[Page and application data records]
++++++++++
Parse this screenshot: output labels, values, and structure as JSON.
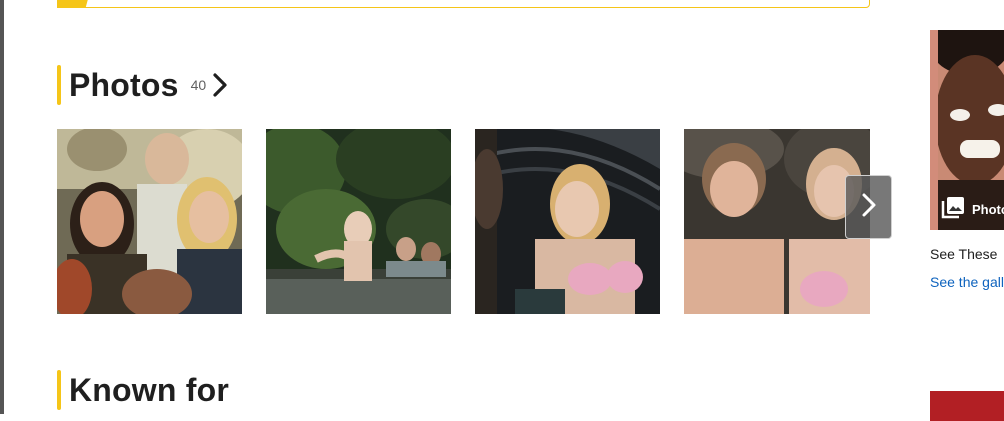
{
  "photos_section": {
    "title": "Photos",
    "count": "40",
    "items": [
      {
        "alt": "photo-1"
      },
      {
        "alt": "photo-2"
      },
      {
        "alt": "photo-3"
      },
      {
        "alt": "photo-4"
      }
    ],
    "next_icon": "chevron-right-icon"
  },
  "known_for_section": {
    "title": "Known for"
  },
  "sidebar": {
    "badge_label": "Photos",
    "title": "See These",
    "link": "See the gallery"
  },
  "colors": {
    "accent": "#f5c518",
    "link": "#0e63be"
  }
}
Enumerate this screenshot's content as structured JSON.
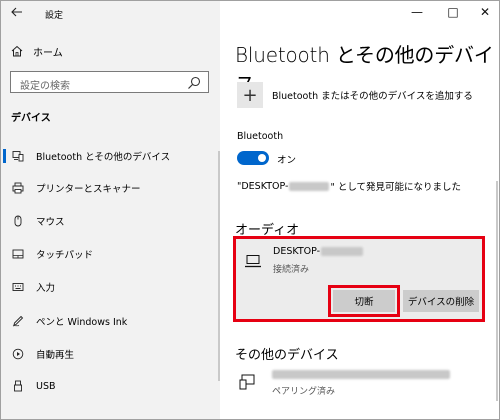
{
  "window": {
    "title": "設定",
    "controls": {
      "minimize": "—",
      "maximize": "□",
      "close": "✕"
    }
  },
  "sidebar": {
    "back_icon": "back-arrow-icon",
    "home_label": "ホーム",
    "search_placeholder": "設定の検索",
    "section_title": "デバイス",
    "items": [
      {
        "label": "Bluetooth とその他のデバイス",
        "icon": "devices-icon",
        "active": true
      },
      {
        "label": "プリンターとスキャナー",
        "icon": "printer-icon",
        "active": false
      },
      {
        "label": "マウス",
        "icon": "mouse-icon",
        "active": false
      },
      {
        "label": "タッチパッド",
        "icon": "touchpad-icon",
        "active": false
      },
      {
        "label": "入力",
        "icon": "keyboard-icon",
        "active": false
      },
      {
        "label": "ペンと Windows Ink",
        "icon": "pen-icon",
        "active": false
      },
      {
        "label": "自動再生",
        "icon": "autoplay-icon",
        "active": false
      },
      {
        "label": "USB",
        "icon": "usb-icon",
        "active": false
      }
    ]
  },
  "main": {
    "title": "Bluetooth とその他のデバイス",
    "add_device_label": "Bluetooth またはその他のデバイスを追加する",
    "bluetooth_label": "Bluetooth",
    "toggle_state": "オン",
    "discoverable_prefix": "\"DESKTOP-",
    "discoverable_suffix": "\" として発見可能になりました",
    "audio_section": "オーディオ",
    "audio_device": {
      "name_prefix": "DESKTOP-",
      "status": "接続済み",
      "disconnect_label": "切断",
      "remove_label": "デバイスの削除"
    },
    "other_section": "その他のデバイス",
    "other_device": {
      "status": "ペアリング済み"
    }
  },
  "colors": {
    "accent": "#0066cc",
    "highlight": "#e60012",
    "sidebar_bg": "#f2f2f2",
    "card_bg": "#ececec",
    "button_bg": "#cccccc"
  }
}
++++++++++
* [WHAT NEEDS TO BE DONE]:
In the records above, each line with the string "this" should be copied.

* [WRITTEN ANSWER]:
Parse this screenshot: output labels, values, and structure as JSON.
Enumerate this screenshot's content as structured JSON.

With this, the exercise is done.